* [Interface dataset entries]:
::::::::

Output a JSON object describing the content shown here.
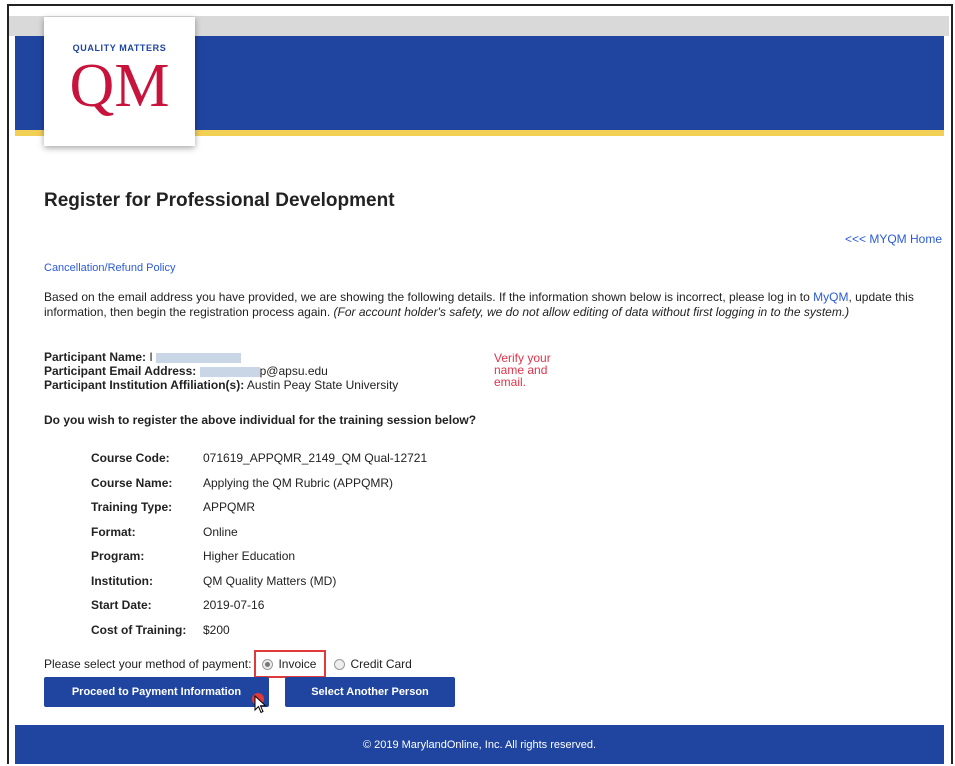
{
  "branding": {
    "logo_tagline": "QUALITY MATTERS",
    "logo_letters": "QM",
    "colors": {
      "primary": "#1f45a0",
      "accent_gold": "#f2cf55",
      "logo_red": "#c8143c",
      "link": "#2b5bd6"
    }
  },
  "header": {
    "title": "Register for Professional Development",
    "home_link": "<<< MYQM Home",
    "cancellation_link": "Cancellation/Refund Policy"
  },
  "intro": {
    "text_start": "Based on the email address you have provided, we are showing the following details. If the information shown below is incorrect, please log in to ",
    "myqm_link": "MyQM",
    "text_mid": ", update this information, then begin the registration process again. ",
    "text_italic": "(For account holder's safety, we do not allow editing of data without first logging in to the system.)"
  },
  "participant": {
    "name_label": "Participant Name:",
    "name_prefix": "I",
    "email_label": "Participant Email Address:",
    "email_suffix": "p@apsu.edu",
    "affiliation_label": "Participant Institution Affiliation(s):",
    "affiliation_value": "Austin Peay State University"
  },
  "annotation": {
    "verify_text": "Verify your name and email."
  },
  "question": "Do you wish to register the above individual for the training session below?",
  "course": {
    "rows": [
      {
        "label": "Course Code:",
        "value": "071619_APPQMR_2149_QM Qual-12721"
      },
      {
        "label": "Course Name:",
        "value": "Applying the QM Rubric (APPQMR)"
      },
      {
        "label": "Training Type:",
        "value": "APPQMR"
      },
      {
        "label": "Format:",
        "value": "Online"
      },
      {
        "label": "Program:",
        "value": "Higher Education"
      },
      {
        "label": "Institution:",
        "value": "QM Quality Matters (MD)"
      },
      {
        "label": "Start Date:",
        "value": "2019-07-16"
      },
      {
        "label": "Cost of Training:",
        "value": "$200"
      }
    ]
  },
  "payment": {
    "prompt": "Please select your method of payment:",
    "options": [
      "Invoice",
      "Credit Card"
    ],
    "selected": "Invoice"
  },
  "buttons": {
    "proceed": "Proceed to Payment Information",
    "select_another": "Select Another Person"
  },
  "footer": {
    "copyright": "© 2019 MarylandOnline, Inc. All rights reserved."
  }
}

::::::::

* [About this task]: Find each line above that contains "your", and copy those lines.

* [Response]:
    "verify_text": "Verify your name and email."
    "prompt": "Please select your method of payment:",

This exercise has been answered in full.